- Shared contribution – known in advance
- Clear funding guidelines – clear rules detailing how funding levels are established
- Sound investment policy – focused more on security and less on “chasing returns”
- Robust risk management – high probability (75%+) that targeted goals for inflation enhancement of benefits will be achieved and very low probability of benefit reduction (<2.5%)
- Clear disclosure to members – the “pension deal” is explicit and false promises are avoided
- Managed by independent board of trustees – independent operation within rules set when plan is established
The legislation permits both public and private sector programs to adopt the SRP model, subject to satisfying minimum criteria including demonstration that the program fulfills the guidelines for a high probability of success and a very low likelihood of the funded position deteriorating to the point where benefit reductions are required to protect the program’s financial security.
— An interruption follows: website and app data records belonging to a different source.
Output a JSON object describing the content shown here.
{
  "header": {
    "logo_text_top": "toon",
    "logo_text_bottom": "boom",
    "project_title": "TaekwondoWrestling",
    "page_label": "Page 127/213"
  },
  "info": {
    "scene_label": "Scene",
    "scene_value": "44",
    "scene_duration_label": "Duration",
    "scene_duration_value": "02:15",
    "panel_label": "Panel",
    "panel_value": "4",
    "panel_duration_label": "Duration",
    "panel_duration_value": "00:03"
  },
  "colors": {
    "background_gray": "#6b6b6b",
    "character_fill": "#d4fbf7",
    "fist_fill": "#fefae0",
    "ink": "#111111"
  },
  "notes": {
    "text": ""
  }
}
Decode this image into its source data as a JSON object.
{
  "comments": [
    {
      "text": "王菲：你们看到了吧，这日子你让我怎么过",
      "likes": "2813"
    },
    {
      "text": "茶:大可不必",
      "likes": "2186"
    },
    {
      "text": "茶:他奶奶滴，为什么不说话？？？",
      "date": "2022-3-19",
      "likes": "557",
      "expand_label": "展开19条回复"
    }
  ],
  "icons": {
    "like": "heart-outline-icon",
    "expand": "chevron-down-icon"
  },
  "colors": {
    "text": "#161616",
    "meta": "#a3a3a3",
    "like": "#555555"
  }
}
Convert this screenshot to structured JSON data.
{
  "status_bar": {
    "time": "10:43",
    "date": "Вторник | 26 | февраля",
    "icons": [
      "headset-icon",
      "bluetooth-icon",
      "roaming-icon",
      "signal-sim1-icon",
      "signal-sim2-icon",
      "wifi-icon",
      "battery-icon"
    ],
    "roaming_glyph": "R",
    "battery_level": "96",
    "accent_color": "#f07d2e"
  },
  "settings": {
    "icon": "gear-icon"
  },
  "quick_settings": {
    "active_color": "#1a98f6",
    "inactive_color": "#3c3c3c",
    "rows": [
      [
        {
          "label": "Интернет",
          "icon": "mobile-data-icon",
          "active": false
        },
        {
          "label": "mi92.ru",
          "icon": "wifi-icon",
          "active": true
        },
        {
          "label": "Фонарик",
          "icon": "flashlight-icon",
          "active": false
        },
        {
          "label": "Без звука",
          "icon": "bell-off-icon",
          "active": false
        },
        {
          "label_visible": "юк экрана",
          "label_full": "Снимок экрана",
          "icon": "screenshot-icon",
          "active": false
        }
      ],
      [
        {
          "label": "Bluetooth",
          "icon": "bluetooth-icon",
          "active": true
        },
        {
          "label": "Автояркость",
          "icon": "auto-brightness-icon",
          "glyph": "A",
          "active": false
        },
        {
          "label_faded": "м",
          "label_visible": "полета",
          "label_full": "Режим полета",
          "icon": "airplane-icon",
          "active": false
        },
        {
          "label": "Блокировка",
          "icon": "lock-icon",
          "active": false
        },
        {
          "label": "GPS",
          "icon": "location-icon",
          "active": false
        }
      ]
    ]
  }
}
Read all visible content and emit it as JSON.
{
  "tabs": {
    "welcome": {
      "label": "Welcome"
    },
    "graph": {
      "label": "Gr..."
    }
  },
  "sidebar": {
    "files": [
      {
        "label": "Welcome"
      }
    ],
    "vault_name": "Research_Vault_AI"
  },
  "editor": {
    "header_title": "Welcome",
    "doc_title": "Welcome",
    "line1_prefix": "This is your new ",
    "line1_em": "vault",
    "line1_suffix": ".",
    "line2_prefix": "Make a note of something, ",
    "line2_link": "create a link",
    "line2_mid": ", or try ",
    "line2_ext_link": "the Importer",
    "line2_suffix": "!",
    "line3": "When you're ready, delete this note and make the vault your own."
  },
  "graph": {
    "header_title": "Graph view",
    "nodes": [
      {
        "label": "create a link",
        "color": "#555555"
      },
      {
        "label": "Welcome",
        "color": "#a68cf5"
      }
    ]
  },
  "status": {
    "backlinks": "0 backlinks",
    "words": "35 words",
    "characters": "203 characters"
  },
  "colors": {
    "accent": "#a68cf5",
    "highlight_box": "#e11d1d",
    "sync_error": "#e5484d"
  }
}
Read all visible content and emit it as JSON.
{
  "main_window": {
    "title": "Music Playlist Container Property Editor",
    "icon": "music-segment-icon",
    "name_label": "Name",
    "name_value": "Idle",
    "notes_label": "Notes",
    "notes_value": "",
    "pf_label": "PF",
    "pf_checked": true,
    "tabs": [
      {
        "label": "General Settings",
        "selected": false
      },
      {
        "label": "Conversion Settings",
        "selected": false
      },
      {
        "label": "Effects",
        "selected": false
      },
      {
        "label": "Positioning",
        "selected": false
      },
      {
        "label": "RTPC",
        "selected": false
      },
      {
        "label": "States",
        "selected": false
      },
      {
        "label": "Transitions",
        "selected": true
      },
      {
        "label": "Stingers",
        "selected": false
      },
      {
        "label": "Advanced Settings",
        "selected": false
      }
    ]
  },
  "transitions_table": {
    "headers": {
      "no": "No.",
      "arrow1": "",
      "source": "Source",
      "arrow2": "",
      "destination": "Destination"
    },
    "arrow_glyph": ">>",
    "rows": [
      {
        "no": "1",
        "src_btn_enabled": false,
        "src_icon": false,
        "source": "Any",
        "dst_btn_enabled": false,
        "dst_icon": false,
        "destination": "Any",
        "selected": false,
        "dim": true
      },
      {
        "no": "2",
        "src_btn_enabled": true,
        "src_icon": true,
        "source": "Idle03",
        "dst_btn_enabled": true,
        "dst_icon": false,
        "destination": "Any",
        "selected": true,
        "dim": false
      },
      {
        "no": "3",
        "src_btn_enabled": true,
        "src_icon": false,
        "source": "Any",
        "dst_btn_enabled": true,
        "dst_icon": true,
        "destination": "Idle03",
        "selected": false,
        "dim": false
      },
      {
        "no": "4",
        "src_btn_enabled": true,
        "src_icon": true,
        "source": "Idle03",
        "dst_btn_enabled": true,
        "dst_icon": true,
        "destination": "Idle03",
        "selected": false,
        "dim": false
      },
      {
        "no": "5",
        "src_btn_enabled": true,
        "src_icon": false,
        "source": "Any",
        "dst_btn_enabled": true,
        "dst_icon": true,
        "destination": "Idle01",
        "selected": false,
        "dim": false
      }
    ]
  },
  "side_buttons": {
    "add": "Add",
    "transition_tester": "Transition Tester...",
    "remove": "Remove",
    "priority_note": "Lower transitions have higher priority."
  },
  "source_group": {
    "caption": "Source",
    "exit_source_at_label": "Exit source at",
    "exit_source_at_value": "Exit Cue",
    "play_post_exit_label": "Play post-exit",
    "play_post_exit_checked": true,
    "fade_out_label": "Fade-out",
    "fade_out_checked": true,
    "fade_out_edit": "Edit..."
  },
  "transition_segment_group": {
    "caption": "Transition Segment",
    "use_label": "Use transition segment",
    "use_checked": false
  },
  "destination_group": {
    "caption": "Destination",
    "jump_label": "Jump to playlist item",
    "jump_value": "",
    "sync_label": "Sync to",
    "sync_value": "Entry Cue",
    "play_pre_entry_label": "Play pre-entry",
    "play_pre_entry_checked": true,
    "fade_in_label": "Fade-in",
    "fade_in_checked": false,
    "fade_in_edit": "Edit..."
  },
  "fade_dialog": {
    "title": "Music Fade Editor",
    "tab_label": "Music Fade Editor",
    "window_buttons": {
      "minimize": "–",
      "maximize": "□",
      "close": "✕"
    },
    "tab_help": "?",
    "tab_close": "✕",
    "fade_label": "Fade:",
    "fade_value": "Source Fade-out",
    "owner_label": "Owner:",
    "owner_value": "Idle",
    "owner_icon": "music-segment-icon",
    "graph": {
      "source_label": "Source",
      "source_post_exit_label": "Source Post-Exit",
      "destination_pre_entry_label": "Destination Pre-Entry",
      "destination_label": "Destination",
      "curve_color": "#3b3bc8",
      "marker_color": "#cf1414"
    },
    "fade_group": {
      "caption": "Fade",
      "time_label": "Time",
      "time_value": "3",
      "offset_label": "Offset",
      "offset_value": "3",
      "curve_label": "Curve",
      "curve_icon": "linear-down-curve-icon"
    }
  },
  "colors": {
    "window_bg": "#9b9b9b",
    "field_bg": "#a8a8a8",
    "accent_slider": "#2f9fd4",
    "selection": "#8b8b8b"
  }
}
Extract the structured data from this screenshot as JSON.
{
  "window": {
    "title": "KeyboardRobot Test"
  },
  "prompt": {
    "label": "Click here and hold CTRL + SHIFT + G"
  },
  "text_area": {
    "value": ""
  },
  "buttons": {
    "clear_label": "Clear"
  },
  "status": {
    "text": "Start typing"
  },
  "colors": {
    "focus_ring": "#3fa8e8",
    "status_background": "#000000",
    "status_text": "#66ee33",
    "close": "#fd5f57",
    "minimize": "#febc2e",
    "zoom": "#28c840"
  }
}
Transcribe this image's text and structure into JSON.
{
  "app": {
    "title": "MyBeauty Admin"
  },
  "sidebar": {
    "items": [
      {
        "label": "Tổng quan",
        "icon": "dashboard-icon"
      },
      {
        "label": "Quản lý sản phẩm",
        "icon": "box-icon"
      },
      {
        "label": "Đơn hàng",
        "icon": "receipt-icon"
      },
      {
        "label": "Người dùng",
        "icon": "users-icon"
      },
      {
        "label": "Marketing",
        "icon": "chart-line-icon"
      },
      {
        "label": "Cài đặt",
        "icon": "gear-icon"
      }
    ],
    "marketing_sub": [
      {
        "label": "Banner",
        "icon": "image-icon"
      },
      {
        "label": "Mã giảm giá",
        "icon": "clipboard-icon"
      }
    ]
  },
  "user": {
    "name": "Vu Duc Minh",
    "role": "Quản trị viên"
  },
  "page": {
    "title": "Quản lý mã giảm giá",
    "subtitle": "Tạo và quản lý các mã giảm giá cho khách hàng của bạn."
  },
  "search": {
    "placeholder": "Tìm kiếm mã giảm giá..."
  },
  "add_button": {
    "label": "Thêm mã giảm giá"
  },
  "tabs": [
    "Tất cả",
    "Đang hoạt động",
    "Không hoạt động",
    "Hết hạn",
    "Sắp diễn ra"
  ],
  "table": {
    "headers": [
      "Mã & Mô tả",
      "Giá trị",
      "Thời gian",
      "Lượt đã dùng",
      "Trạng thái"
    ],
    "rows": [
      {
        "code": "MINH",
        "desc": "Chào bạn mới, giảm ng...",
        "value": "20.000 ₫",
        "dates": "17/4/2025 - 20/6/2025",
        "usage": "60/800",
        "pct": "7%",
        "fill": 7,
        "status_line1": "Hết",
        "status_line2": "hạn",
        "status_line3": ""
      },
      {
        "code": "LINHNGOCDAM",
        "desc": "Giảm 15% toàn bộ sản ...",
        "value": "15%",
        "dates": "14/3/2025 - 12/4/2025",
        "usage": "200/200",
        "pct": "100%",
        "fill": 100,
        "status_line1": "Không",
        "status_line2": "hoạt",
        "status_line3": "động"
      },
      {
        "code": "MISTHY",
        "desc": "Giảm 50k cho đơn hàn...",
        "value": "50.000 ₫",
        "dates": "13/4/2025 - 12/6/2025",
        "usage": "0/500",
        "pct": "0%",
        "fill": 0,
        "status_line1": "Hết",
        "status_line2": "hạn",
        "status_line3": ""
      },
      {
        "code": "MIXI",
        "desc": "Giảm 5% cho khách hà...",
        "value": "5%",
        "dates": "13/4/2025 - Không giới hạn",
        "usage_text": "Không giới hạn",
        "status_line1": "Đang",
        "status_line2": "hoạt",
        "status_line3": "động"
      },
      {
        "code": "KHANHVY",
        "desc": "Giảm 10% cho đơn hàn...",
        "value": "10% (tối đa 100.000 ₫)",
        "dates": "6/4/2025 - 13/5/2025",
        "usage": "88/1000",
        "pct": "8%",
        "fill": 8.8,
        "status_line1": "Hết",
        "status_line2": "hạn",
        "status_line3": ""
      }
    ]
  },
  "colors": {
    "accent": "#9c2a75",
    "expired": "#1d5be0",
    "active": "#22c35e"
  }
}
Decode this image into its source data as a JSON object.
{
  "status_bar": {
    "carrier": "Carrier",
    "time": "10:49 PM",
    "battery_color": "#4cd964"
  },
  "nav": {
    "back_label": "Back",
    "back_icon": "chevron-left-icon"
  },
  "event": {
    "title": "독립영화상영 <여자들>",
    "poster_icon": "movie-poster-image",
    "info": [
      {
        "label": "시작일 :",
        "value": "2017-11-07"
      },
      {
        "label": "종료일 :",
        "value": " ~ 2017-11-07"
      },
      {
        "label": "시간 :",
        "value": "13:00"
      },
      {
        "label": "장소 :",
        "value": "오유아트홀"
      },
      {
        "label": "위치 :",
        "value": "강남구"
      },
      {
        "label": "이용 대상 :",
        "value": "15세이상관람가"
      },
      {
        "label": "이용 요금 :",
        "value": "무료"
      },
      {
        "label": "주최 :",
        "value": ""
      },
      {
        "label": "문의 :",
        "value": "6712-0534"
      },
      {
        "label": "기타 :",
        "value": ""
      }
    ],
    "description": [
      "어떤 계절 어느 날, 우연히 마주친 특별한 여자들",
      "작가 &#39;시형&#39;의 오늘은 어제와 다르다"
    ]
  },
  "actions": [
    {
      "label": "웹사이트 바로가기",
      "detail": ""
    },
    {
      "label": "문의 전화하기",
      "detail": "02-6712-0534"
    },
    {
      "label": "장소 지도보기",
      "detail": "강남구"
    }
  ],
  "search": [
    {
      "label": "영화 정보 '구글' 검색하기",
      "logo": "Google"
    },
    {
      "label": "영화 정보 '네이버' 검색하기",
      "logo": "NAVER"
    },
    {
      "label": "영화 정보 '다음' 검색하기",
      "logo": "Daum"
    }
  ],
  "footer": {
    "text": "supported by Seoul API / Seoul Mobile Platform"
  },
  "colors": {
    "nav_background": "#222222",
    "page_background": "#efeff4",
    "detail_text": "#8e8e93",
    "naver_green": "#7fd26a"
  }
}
There is also a specialized termination benefit calculation targeted to maintain equity between members who leave and those that remain in the SRP.
It should be noted that the conversion to the SRP model also includes benefits payable in respect of past service, including existing retiree pensions. Thus existing pensions which have indexing “guarantees” can be converted to a SRP under which future indexing of all pensions is conditional on the plan’s funded status. This is a unique approach as most other jurisdictions have treated all benefits in respect of past service (including future indexing for inflation) as crystallized and have required that any rebalancing of program costs be achieved by amending only future service accruals or contribution rates. An exception to this is Nova Scotia Public Service Superannuation Plan which was amended in 2010 to make all indexing after 2015 (including existing pensions in pay) conditional on the plan’s funded status and was further revised earlier this year to implement a jointly trusteed target benefit design.
Four unions representing New Brunswick public sector employees plus one private sector program were heavily involved in the consultation process leading to the SRP design and have already signed on to convert their plans to the SRP model. The NB Government has announced that it is their intention to engage in similar consultations with the balance of public sector employees in the province.
Regulations spelling out details regarding the operation of SRPs have not yet been released.